Examine the data line by line and report how many lines include the word "Full", with no additional output.

▸ Material for this task
************

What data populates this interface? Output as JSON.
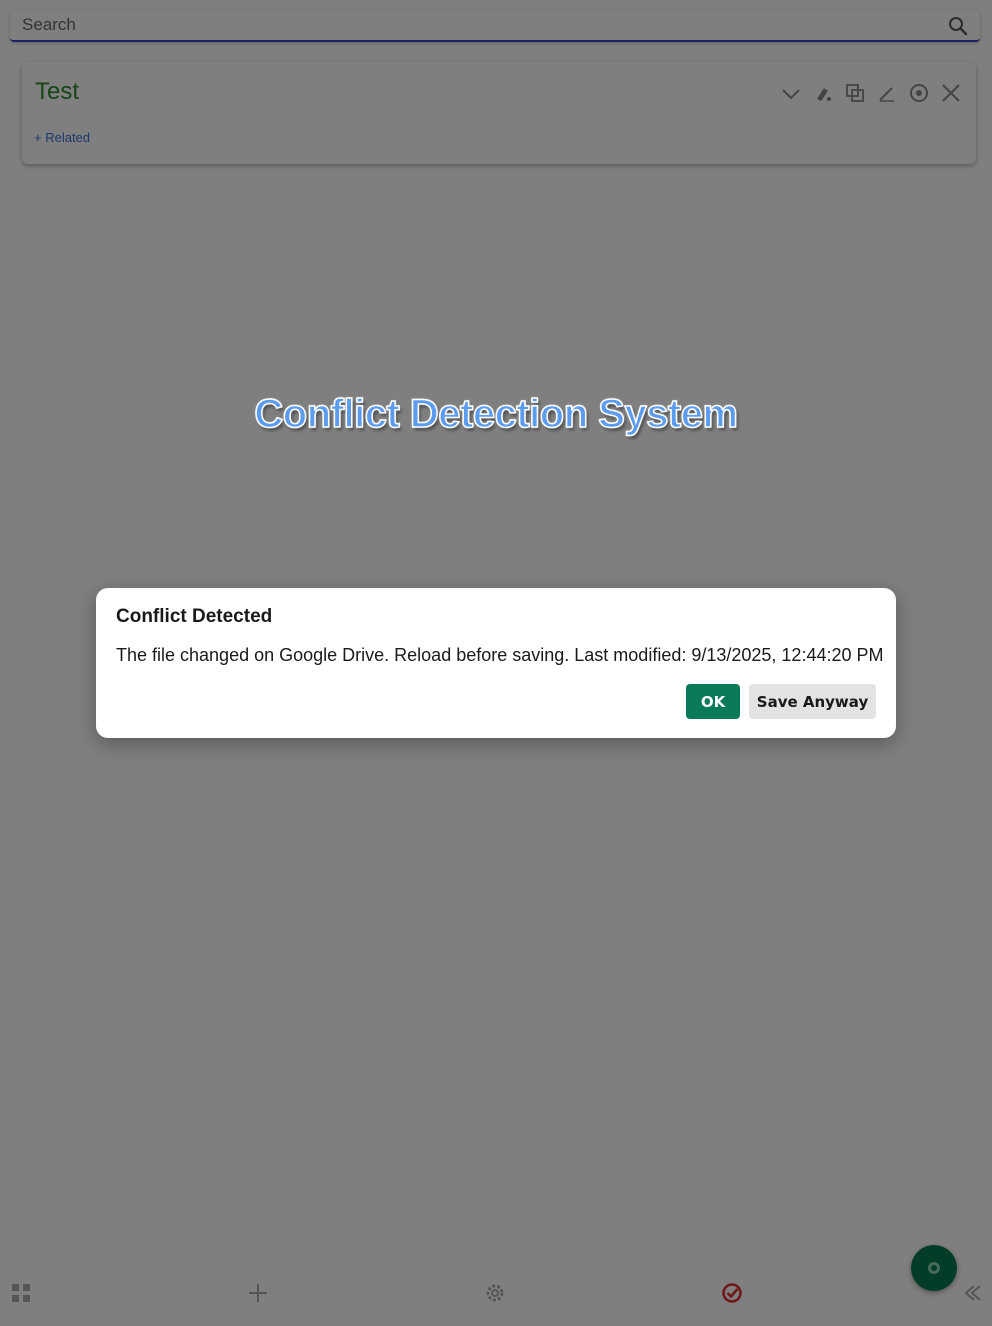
{
  "search": {
    "placeholder": "Search",
    "icon": "search-icon"
  },
  "card": {
    "title": "Test",
    "related_label": "+ Related",
    "tools": [
      "chevron-down-icon",
      "brush-icon",
      "duplicate-icon",
      "pencil-icon",
      "target-icon",
      "close-icon"
    ]
  },
  "bottom_bar": {
    "icons": [
      "grid-icon",
      "plus-icon",
      "gear-icon",
      "check-circle-icon",
      "collapse-icon"
    ]
  },
  "banner": {
    "text": "Conflict Detection System"
  },
  "dialog": {
    "title": "Conflict Detected",
    "message": "The file changed on Google Drive. Reload before saving. Last modified: 9/13/2025, 12:44:20 PM",
    "ok_label": "OK",
    "save_anyway_label": "Save Anyway"
  },
  "colors": {
    "ok_button": "#087a5a",
    "save_button": "#e3e3e3",
    "card_title": "#2e8b2e",
    "banner_text": "#5c9cf0",
    "fab": "#087a4e",
    "check_icon": "#e0282e"
  }
}
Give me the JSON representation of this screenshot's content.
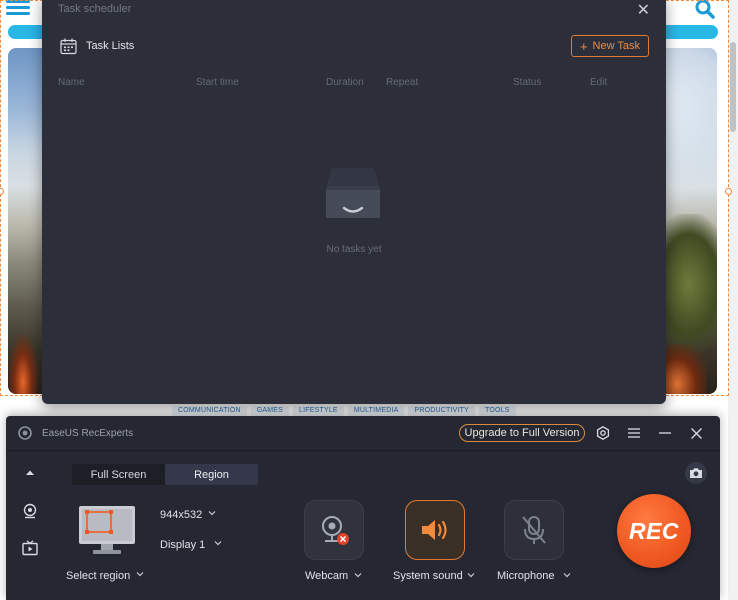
{
  "background_page": {
    "categories": [
      "COMMUNICATION",
      "GAMES",
      "LIFESTYLE",
      "MULTIMEDIA",
      "PRODUCTIVITY",
      "TOOLS"
    ]
  },
  "scheduler": {
    "title": "Task scheduler",
    "section_title": "Task Lists",
    "new_task_label": "New Task",
    "columns": [
      "Name",
      "Start time",
      "Duration",
      "Repeat",
      "Status",
      "Edit"
    ],
    "empty_text": "No tasks yet"
  },
  "recorder": {
    "app_name": "EaseUS RecExperts",
    "upgrade_label": "Upgrade to Full Version",
    "tabs": [
      {
        "label": "Full Screen",
        "active": false
      },
      {
        "label": "Region",
        "active": true
      }
    ],
    "resolution": "944x532",
    "display": "Display 1",
    "select_region_label": "Select region",
    "webcam_label": "Webcam",
    "system_sound_label": "System sound",
    "microphone_label": "Microphone",
    "rec_label": "REC"
  },
  "colors": {
    "accent": "#f05a22",
    "panel_bg": "#252833",
    "dialog_bg": "#2c2f3a",
    "selection_border": "#f08a3c",
    "site_accent": "#29b7e6"
  }
}
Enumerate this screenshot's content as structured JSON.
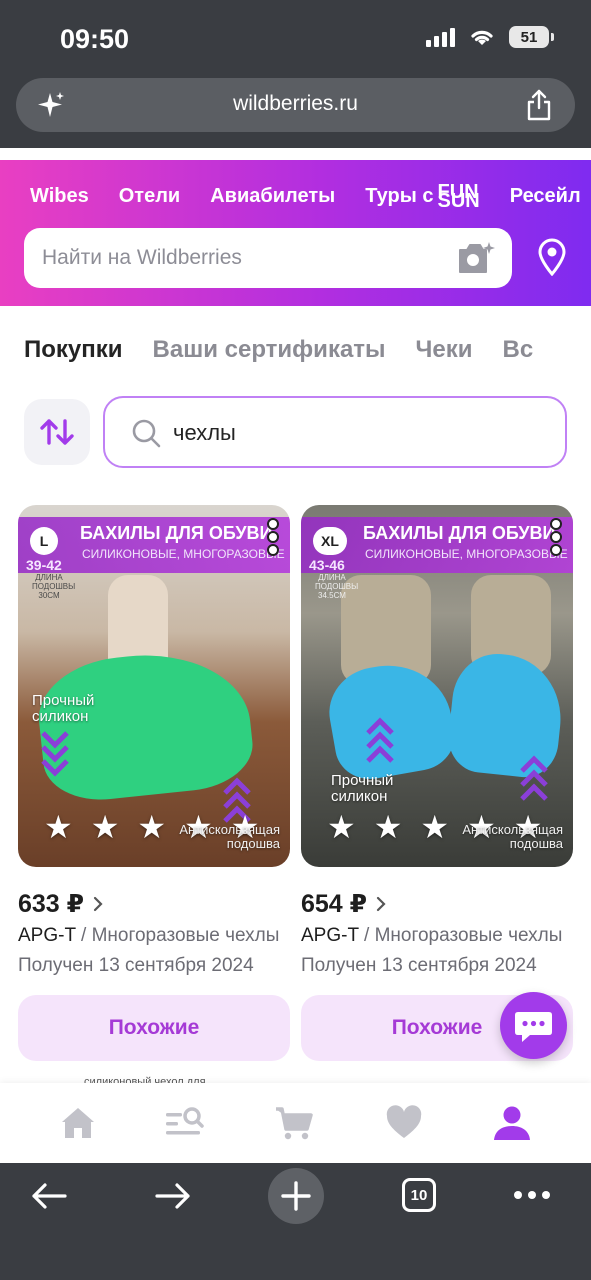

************

▸ Your response
2